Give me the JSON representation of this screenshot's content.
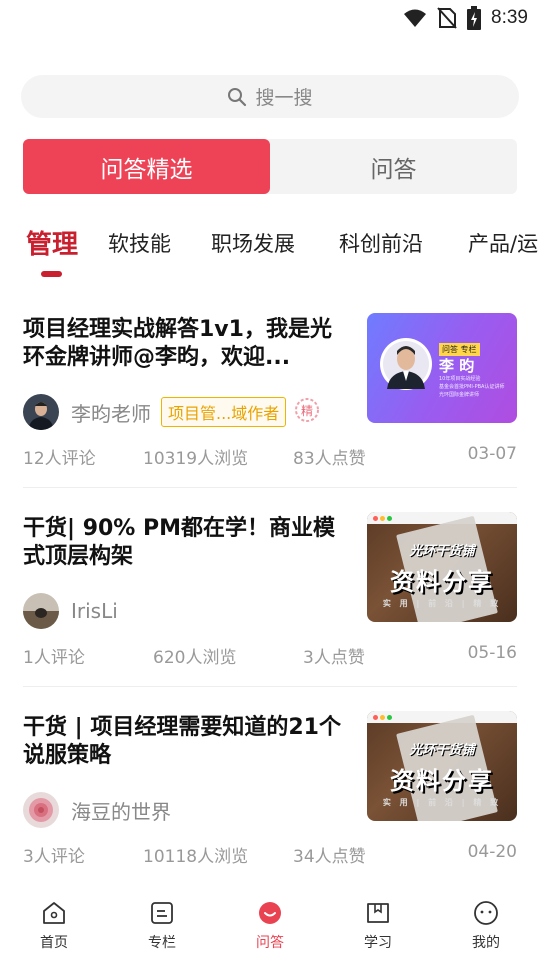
{
  "status_bar": {
    "time": "8:39"
  },
  "search": {
    "placeholder": "搜一搜"
  },
  "segmented": {
    "tabs": [
      "问答精选",
      "问答"
    ],
    "active_index": 0
  },
  "categories": {
    "items": [
      "管理",
      "软技能",
      "职场发展",
      "科创前沿",
      "产品/运"
    ],
    "active_index": 0
  },
  "articles": [
    {
      "title": "项目经理实战解答1v1，我是光环金牌讲师@李昀，欢迎...",
      "author": "李昀老师",
      "tag": "项目管...域作者",
      "seal": "精",
      "stats": {
        "comments": "12人评论",
        "views": "10319人浏览",
        "likes": "83人点赞",
        "date": "03-07"
      },
      "thumb": {
        "style": "purple",
        "tag": "问答 专栏",
        "name": "李 昀",
        "lines": [
          "10年项目实战经验",
          "基金会首批PMI-PBA认证讲师",
          "光环国际金牌讲师"
        ]
      }
    },
    {
      "title": "干货| 90% PM都在学！商业模式顶层构架",
      "author": "IrisLi",
      "tag": "",
      "stats": {
        "comments": "1人评论",
        "views": "620人浏览",
        "likes": "3人点赞",
        "date": "05-16"
      },
      "thumb": {
        "style": "wood",
        "line1": "光环干货铺",
        "line2": "资料分享",
        "line3": "实 用 | 前 沿 | 精 致"
      }
    },
    {
      "title": "干货 | 项目经理需要知道的21个说服策略",
      "author": "海豆的世界",
      "tag": "",
      "stats": {
        "comments": "3人评论",
        "views": "10118人浏览",
        "likes": "34人点赞",
        "date": "04-20"
      },
      "thumb": {
        "style": "wood",
        "line1": "光环干货铺",
        "line2": "资料分享",
        "line3": "实 用 | 前 沿 | 精 致"
      }
    }
  ],
  "bottom_nav": {
    "items": [
      {
        "label": "首页",
        "icon": "home-icon"
      },
      {
        "label": "专栏",
        "icon": "column-icon"
      },
      {
        "label": "问答",
        "icon": "qa-icon"
      },
      {
        "label": "学习",
        "icon": "study-icon"
      },
      {
        "label": "我的",
        "icon": "profile-icon"
      }
    ],
    "active_index": 2,
    "active_color": "#e94352"
  },
  "colors": {
    "accent": "#ee4256",
    "category_active": "#c8202f",
    "tag_border": "#f0b400"
  }
}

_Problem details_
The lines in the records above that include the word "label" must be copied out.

_Exercise result_
        "label": "首页",
        "label": "专栏",
        "label": "问答",
        "label": "学习",
        "label": "我的",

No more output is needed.